YOUR ASSIGNMENT: Your answer should consist of the lines in the data below that contain "rating".

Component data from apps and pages
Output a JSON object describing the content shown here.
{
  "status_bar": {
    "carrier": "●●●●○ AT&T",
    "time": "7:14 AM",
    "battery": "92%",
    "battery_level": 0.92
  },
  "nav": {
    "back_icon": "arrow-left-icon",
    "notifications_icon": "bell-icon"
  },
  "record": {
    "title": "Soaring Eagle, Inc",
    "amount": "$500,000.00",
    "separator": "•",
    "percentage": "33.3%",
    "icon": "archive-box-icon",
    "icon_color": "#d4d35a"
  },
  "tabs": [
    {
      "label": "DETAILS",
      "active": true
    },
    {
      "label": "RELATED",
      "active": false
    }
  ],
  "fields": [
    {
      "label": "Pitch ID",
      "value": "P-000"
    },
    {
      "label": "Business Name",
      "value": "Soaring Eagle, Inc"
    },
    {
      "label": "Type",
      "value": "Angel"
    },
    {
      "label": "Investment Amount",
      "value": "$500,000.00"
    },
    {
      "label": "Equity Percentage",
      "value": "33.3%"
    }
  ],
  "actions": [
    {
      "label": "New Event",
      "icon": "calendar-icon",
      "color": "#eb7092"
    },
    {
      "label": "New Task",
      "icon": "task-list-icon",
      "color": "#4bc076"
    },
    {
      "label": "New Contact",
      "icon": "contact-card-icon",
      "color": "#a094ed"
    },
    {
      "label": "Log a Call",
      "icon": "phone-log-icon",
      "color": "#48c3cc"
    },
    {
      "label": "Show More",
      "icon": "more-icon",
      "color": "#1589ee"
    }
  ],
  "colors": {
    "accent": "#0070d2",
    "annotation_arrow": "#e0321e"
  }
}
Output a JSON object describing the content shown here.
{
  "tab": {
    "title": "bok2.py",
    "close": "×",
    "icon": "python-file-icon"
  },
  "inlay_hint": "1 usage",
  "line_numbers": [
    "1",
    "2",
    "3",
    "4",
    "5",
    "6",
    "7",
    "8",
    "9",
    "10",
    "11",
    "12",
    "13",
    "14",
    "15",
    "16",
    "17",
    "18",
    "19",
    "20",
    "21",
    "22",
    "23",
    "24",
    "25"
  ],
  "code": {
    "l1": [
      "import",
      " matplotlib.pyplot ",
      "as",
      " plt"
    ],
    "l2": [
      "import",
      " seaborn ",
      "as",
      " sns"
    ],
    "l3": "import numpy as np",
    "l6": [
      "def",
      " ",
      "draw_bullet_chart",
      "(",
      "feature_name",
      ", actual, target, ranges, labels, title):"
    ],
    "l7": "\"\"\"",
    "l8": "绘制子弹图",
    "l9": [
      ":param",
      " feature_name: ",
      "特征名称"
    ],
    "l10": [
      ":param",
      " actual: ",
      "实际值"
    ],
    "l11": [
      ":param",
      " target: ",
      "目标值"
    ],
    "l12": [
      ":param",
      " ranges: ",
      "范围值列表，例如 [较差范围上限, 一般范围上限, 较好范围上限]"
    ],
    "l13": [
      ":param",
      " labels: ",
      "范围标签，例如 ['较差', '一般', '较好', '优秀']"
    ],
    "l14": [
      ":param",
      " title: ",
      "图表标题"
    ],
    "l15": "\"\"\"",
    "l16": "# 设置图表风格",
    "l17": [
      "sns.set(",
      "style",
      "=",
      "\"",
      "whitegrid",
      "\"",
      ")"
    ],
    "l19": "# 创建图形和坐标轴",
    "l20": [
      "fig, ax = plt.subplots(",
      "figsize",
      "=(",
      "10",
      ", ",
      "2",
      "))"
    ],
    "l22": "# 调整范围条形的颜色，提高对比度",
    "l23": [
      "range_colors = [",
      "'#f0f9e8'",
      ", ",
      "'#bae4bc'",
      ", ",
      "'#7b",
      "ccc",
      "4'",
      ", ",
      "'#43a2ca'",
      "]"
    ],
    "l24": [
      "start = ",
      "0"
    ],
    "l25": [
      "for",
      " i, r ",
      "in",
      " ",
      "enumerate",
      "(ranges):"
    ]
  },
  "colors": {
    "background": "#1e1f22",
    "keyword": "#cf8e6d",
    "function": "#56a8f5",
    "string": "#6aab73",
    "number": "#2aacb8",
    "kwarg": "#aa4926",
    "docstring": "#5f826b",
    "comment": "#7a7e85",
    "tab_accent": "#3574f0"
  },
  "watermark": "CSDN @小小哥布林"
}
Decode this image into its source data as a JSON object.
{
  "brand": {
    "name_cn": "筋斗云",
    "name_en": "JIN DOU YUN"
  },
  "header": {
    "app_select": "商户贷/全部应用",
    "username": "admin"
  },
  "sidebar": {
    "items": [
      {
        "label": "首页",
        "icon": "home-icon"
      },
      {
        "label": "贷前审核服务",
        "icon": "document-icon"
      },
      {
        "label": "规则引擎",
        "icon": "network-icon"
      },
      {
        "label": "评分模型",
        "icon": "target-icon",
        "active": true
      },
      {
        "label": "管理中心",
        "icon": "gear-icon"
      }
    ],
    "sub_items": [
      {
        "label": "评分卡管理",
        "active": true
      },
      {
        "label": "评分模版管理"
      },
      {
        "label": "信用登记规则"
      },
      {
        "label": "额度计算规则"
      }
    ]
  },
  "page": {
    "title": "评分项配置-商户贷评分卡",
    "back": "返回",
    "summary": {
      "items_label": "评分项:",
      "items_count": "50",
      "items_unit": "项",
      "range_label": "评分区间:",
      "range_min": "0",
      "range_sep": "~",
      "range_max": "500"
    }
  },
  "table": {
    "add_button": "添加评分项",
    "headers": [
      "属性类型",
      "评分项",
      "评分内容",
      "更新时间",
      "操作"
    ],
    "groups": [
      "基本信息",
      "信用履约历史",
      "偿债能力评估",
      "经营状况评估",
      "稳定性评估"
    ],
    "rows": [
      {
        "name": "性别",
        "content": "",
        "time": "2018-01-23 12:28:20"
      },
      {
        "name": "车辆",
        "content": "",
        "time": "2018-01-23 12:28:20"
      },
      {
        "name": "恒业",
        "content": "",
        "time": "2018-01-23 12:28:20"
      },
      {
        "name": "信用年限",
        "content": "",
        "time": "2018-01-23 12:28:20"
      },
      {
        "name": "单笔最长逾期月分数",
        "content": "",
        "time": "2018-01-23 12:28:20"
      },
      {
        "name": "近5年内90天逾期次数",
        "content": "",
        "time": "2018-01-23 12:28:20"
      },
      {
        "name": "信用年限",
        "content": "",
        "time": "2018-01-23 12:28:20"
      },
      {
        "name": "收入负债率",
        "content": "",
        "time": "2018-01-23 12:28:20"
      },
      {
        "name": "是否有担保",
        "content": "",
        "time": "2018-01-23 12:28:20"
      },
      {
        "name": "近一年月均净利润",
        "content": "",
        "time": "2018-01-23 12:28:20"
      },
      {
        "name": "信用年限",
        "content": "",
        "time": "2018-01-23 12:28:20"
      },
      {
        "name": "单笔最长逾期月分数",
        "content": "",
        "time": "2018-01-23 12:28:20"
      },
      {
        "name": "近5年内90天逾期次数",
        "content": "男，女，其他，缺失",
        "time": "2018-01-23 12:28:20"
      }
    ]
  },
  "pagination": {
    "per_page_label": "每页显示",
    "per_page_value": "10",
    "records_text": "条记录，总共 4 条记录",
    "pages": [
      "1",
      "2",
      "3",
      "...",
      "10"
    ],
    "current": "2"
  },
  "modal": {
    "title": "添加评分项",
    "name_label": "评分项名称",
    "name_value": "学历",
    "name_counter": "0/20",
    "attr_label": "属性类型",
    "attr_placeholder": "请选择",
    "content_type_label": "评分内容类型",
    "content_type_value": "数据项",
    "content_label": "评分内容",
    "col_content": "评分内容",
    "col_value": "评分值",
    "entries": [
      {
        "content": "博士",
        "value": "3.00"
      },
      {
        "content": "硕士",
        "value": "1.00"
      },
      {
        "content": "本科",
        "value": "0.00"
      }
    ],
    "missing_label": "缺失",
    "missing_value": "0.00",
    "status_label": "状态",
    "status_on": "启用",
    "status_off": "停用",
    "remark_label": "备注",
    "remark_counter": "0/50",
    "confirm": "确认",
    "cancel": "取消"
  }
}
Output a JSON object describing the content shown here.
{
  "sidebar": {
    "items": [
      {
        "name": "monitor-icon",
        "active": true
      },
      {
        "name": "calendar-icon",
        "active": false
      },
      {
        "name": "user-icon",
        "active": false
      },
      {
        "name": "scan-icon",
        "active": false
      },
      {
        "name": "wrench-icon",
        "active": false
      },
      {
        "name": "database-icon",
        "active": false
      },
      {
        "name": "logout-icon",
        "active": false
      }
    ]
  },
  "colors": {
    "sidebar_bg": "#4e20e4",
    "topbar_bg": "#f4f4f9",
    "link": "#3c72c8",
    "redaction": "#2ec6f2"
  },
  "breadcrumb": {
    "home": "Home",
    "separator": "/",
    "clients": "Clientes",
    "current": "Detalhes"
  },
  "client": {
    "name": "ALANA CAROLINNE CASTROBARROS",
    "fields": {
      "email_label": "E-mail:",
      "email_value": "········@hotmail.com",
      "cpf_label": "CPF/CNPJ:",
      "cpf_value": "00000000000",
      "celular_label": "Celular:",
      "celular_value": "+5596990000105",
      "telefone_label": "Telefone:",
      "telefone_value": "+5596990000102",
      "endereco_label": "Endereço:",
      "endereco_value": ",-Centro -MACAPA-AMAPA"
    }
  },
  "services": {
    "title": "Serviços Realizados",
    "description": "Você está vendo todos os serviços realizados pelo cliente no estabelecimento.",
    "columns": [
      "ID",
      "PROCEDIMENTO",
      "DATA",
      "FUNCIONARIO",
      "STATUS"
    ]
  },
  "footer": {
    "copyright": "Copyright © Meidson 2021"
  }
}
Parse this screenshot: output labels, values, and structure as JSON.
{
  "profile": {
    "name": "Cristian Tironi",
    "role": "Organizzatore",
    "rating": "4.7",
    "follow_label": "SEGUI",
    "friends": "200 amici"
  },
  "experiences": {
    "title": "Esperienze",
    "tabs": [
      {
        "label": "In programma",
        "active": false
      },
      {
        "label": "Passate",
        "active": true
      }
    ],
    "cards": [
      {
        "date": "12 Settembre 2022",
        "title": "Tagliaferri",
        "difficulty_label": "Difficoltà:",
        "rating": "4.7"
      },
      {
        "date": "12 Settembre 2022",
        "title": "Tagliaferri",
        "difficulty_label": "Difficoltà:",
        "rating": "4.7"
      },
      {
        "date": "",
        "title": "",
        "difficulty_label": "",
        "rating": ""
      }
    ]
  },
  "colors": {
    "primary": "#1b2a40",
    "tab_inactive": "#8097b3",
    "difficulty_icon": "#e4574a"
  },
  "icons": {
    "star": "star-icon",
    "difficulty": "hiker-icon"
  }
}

EXERCISE OUTPUT:
    "rating": "4.7",
        "rating": "4.7"
        "rating": "4.7"
        "rating": ""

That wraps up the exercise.